No, because I think that we would get a positive cash flow. The intriguing thing—the hon. Lady will know this better than I do—is that it is beyond dispute or debate that the revenues raised from the sale of cigarettes and alcohol far exceed the cost to the national health service of treating the ailments that arise from abuse of such substances. Sad to say, I would probably argue that in the unlikely event that we legalised these substances and taxed them—indeed, it is unlikely that we would even consider debating my suggestion—the same point would apply. The tax revenues raised from them would far exceed the cost of treating through the NHS those who used them. That is a reasonable assumption to make, based on the historical evidence of tobacco and alcohol use.

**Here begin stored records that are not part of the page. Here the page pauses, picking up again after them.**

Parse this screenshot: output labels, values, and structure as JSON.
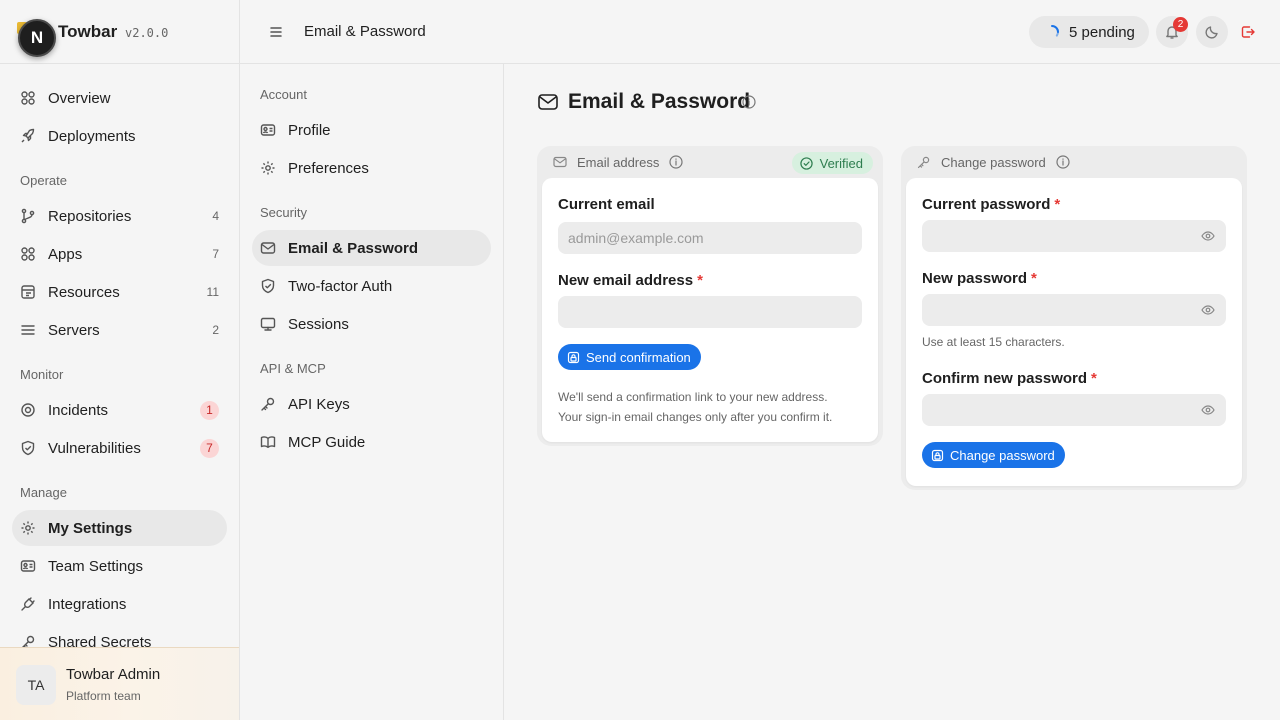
{
  "brand": {
    "logo_letter": "N",
    "name": "Towbar",
    "version": "v2.0.0"
  },
  "sidebar": {
    "top_items": [
      {
        "label": "Overview",
        "icon": "grid-icon"
      },
      {
        "label": "Deployments",
        "icon": "rocket-icon"
      }
    ],
    "groups": [
      {
        "label": "Operate",
        "items": [
          {
            "label": "Repositories",
            "count": "4",
            "icon": "git-branch-icon"
          },
          {
            "label": "Apps",
            "count": "7",
            "icon": "grid-icon"
          },
          {
            "label": "Resources",
            "count": "11",
            "icon": "database-icon"
          },
          {
            "label": "Servers",
            "count": "2",
            "icon": "server-icon"
          }
        ]
      },
      {
        "label": "Monitor",
        "items": [
          {
            "label": "Incidents",
            "badge": "1",
            "icon": "alert-circle-icon"
          },
          {
            "label": "Vulnerabilities",
            "badge": "7",
            "icon": "shield-icon"
          }
        ]
      },
      {
        "label": "Manage",
        "items": [
          {
            "label": "My Settings",
            "icon": "gear-icon",
            "active": true
          },
          {
            "label": "Team Settings",
            "icon": "id-card-icon"
          },
          {
            "label": "Integrations",
            "icon": "plug-icon"
          },
          {
            "label": "Shared Secrets",
            "icon": "key-icon"
          }
        ]
      }
    ],
    "user": {
      "initials": "TA",
      "name": "Towbar Admin",
      "team": "Platform team"
    }
  },
  "header": {
    "title": "Email & Password",
    "pending_label": "5 pending",
    "notification_count": "2"
  },
  "subnav": {
    "groups": [
      {
        "label": "Account",
        "items": [
          {
            "label": "Profile",
            "icon": "id-card-icon"
          },
          {
            "label": "Preferences",
            "icon": "gear-icon"
          }
        ]
      },
      {
        "label": "Security",
        "items": [
          {
            "label": "Email & Password",
            "icon": "mail-icon",
            "active": true
          },
          {
            "label": "Two-factor Auth",
            "icon": "shield-check-icon"
          },
          {
            "label": "Sessions",
            "icon": "monitor-icon"
          }
        ]
      },
      {
        "label": "API & MCP",
        "items": [
          {
            "label": "API Keys",
            "icon": "key-icon"
          },
          {
            "label": "MCP Guide",
            "icon": "book-icon"
          }
        ]
      }
    ]
  },
  "main": {
    "title": "Email & Password",
    "email_card": {
      "header": "Email address",
      "status": "Verified",
      "current_label": "Current email",
      "current_placeholder": "admin@example.com",
      "new_label": "New email address",
      "required_mark": "*",
      "button": "Send confirmation",
      "note_line1": "We'll send a confirmation link to your new address.",
      "note_line2": "Your sign-in email changes only after you confirm it."
    },
    "password_card": {
      "header": "Change password",
      "current_label": "Current password",
      "new_label": "New password",
      "hint": "Use at least 15 characters.",
      "confirm_label": "Confirm new password",
      "required_mark": "*",
      "button": "Change password"
    }
  },
  "colors": {
    "accent": "#1a73e8",
    "verified_bg": "#d7f0df",
    "verified_text": "#2e7d4f",
    "danger": "#e53935"
  }
}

I welcome these opportunities to have such a debate. I thank my hon. Friend the Member for Ribble Valley for this one, and from that point of view I welcome his Bill, but I do wish that we took such opportunities to broaden the debate and turn it into a serious one. The sad truth is that we politicians are afraid of articulating this debate in the way that I am suggesting because we assume that there would be a backlash from the electorate. As a result, with a few honourable exceptions—sadly, one particularly honourable exception, who consistently speaks out bravely on this issue is not here today, albeit for a doubtless very good reason—an opportunity for Members to debate this issue is again being missed. I regret that greatly.
I congratulate my hon. Friend on his Bill and I will support it today, if only because it would provide a proper vehicle for further such debates. If it goes into Committee, as I hope it will, I will try to amend it to broaden the remit of his proposed commission, so that we can go somewhat in my suggested direction. For that reason alone the Bill is well worth supporting, but sadly, today is an opportunity that has been missed.